For every entry below, retype it exactly as it reads.

Web page and app entries
· · · · · · ·
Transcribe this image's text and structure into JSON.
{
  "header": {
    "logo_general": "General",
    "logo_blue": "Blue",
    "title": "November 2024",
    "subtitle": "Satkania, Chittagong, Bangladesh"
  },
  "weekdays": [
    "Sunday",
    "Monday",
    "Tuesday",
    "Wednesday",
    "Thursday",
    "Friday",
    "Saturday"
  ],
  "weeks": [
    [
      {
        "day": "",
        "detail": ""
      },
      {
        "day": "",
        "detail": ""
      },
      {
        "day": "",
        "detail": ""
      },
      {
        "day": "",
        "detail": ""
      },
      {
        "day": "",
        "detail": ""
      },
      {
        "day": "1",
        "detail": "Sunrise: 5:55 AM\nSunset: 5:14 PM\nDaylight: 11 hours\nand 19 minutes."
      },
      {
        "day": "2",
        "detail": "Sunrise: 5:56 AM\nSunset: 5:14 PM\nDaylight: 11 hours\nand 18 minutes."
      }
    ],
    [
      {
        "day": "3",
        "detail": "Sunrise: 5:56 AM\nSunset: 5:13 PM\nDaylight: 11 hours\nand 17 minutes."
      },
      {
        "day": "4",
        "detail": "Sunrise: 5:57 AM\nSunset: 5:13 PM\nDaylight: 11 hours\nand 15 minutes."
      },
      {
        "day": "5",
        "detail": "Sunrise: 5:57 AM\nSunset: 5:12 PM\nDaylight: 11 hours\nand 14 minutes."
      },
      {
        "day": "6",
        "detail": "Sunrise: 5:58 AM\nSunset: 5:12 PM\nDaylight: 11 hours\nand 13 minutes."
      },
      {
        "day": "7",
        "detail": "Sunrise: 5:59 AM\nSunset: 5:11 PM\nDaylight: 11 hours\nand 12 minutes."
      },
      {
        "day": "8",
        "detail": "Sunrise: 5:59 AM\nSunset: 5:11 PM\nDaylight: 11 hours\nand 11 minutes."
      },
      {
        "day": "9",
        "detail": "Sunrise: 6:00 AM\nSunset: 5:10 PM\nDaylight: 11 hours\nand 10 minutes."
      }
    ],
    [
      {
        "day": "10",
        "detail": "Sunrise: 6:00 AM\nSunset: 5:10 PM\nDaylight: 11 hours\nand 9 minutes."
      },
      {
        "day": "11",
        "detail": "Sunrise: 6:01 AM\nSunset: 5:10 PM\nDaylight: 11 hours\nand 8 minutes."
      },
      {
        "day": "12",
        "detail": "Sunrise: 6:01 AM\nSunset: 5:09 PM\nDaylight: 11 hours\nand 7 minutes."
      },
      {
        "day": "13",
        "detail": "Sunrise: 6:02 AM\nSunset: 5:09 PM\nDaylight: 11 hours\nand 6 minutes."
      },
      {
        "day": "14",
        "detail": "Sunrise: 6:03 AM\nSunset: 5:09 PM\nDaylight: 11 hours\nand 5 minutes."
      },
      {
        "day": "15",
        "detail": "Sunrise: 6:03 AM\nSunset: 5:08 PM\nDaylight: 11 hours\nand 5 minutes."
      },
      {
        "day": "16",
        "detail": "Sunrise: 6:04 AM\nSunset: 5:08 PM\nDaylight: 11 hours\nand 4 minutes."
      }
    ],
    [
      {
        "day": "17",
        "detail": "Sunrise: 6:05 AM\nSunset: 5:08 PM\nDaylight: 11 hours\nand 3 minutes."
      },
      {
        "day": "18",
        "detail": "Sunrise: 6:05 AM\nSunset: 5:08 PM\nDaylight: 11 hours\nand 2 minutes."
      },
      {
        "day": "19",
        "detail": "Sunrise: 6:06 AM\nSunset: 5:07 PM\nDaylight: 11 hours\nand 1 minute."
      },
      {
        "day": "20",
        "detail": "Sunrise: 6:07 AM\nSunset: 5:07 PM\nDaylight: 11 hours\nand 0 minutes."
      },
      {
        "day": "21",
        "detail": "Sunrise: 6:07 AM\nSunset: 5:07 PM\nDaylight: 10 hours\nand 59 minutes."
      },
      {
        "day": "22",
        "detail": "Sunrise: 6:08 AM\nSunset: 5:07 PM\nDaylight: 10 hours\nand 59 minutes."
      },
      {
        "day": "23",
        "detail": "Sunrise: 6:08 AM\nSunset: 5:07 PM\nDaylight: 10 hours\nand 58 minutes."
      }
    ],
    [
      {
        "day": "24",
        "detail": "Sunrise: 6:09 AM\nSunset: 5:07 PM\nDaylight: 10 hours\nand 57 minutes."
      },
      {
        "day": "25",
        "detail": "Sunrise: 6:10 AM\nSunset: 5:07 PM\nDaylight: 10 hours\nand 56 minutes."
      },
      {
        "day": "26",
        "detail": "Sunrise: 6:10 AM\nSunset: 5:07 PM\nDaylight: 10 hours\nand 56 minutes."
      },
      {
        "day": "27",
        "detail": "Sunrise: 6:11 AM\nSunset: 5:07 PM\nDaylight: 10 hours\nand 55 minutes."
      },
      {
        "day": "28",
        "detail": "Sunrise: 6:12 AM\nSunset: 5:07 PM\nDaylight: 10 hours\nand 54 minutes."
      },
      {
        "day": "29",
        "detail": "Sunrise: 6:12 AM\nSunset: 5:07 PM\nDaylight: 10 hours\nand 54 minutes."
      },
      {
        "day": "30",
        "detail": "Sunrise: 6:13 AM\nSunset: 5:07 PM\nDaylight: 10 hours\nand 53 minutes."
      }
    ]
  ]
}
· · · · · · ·
| TASK RESPONSE |
Transcribe this image's text and structure into JSON.
{
  "header": {
    "logo_general": "General",
    "logo_blue": "Blue",
    "title": "November 2024",
    "subtitle": "Satkania, Chittagong, Bangladesh"
  },
  "weekdays": [
    "Sunday",
    "Monday",
    "Tuesday",
    "Wednesday",
    "Thursday",
    "Friday",
    "Saturday"
  ],
  "weeks": [
    [
      {
        "day": "",
        "detail": ""
      },
      {
        "day": "",
        "detail": ""
      },
      {
        "day": "",
        "detail": ""
      },
      {
        "day": "",
        "detail": ""
      },
      {
        "day": "",
        "detail": ""
      },
      {
        "day": "1",
        "detail": "Sunrise: 5:55 AM\nSunset: 5:14 PM\nDaylight: 11 hours\nand 19 minutes."
      },
      {
        "day": "2",
        "detail": "Sunrise: 5:56 AM\nSunset: 5:14 PM\nDaylight: 11 hours\nand 18 minutes."
      }
    ],
    [
      {
        "day": "3",
        "detail": "Sunrise: 5:56 AM\nSunset: 5:13 PM\nDaylight: 11 hours\nand 17 minutes."
      },
      {
        "day": "4",
        "detail": "Sunrise: 5:57 AM\nSunset: 5:13 PM\nDaylight: 11 hours\nand 15 minutes."
      },
      {
        "day": "5",
        "detail": "Sunrise: 5:57 AM\nSunset: 5:12 PM\nDaylight: 11 hours\nand 14 minutes."
      },
      {
        "day": "6",
        "detail": "Sunrise: 5:58 AM\nSunset: 5:12 PM\nDaylight: 11 hours\nand 13 minutes."
      },
      {
        "day": "7",
        "detail": "Sunrise: 5:59 AM\nSunset: 5:11 PM\nDaylight: 11 hours\nand 12 minutes."
      },
      {
        "day": "8",
        "detail": "Sunrise: 5:59 AM\nSunset: 5:11 PM\nDaylight: 11 hours\nand 11 minutes."
      },
      {
        "day": "9",
        "detail": "Sunrise: 6:00 AM\nSunset: 5:10 PM\nDaylight: 11 hours\nand 10 minutes."
      }
    ],
    [
      {
        "day": "10",
        "detail": "Sunrise: 6:00 AM\nSunset: 5:10 PM\nDaylight: 11 hours\nand 9 minutes."
      },
      {
        "day": "11",
        "detail": "Sunrise: 6:01 AM\nSunset: 5:10 PM\nDaylight: 11 hours\nand 8 minutes."
      },
      {
        "day": "12",
        "detail": "Sunrise: 6:01 AM\nSunset: 5:09 PM\nDaylight: 11 hours\nand 7 minutes."
      },
      {
        "day": "13",
        "detail": "Sunrise: 6:02 AM\nSunset: 5:09 PM\nDaylight: 11 hours\nand 6 minutes."
      },
      {
        "day": "14",
        "detail": "Sunrise: 6:03 AM\nSunset: 5:09 PM\nDaylight: 11 hours\nand 5 minutes."
      },
      {
        "day": "15",
        "detail": "Sunrise: 6:03 AM\nSunset: 5:08 PM\nDaylight: 11 hours\nand 5 minutes."
      },
      {
        "day": "16",
        "detail": "Sunrise: 6:04 AM\nSunset: 5:08 PM\nDaylight: 11 hours\nand 4 minutes."
      }
    ],
    [
      {
        "day": "17",
        "detail": "Sunrise: 6:05 AM\nSunset: 5:08 PM\nDaylight: 11 hours\nand 3 minutes."
      },
      {
        "day": "18",
        "detail": "Sunrise: 6:05 AM\nSunset: 5:08 PM\nDaylight: 11 hours\nand 2 minutes."
      },
      {
        "day": "19",
        "detail": "Sunrise: 6:06 AM\nSunset: 5:07 PM\nDaylight: 11 hours\nand 1 minute."
      },
      {
        "day": "20",
        "detail": "Sunrise: 6:07 AM\nSunset: 5:07 PM\nDaylight: 11 hours\nand 0 minutes."
      },
      {
        "day": "21",
        "detail": "Sunrise: 6:07 AM\nSunset: 5:07 PM\nDaylight: 10 hours\nand 59 minutes."
      },
      {
        "day": "22",
        "detail": "Sunrise: 6:08 AM\nSunset: 5:07 PM\nDaylight: 10 hours\nand 59 minutes."
      },
      {
        "day": "23",
        "detail": "Sunrise: 6:08 AM\nSunset: 5:07 PM\nDaylight: 10 hours\nand 58 minutes."
      }
    ],
    [
      {
        "day": "24",
        "detail": "Sunrise: 6:09 AM\nSunset: 5:07 PM\nDaylight: 10 hours\nand 57 minutes."
      },
      {
        "day": "25",
        "detail": "Sunrise: 6:10 AM\nSunset: 5:07 PM\nDaylight: 10 hours\nand 56 minutes."
      },
      {
        "day": "26",
        "detail": "Sunrise: 6:10 AM\nSunset: 5:07 PM\nDaylight: 10 hours\nand 56 minutes."
      },
      {
        "day": "27",
        "detail": "Sunrise: 6:11 AM\nSunset: 5:07 PM\nDaylight: 10 hours\nand 55 minutes."
      },
      {
        "day": "28",
        "detail": "Sunrise: 6:12 AM\nSunset: 5:07 PM\nDaylight: 10 hours\nand 54 minutes."
      },
      {
        "day": "29",
        "detail": "Sunrise: 6:12 AM\nSunset: 5:07 PM\nDaylight: 10 hours\nand 54 minutes."
      },
      {
        "day": "30",
        "detail": "Sunrise: 6:13 AM\nSunset: 5:07 PM\nDaylight: 10 hours\nand 53 minutes."
      }
    ]
  ]
}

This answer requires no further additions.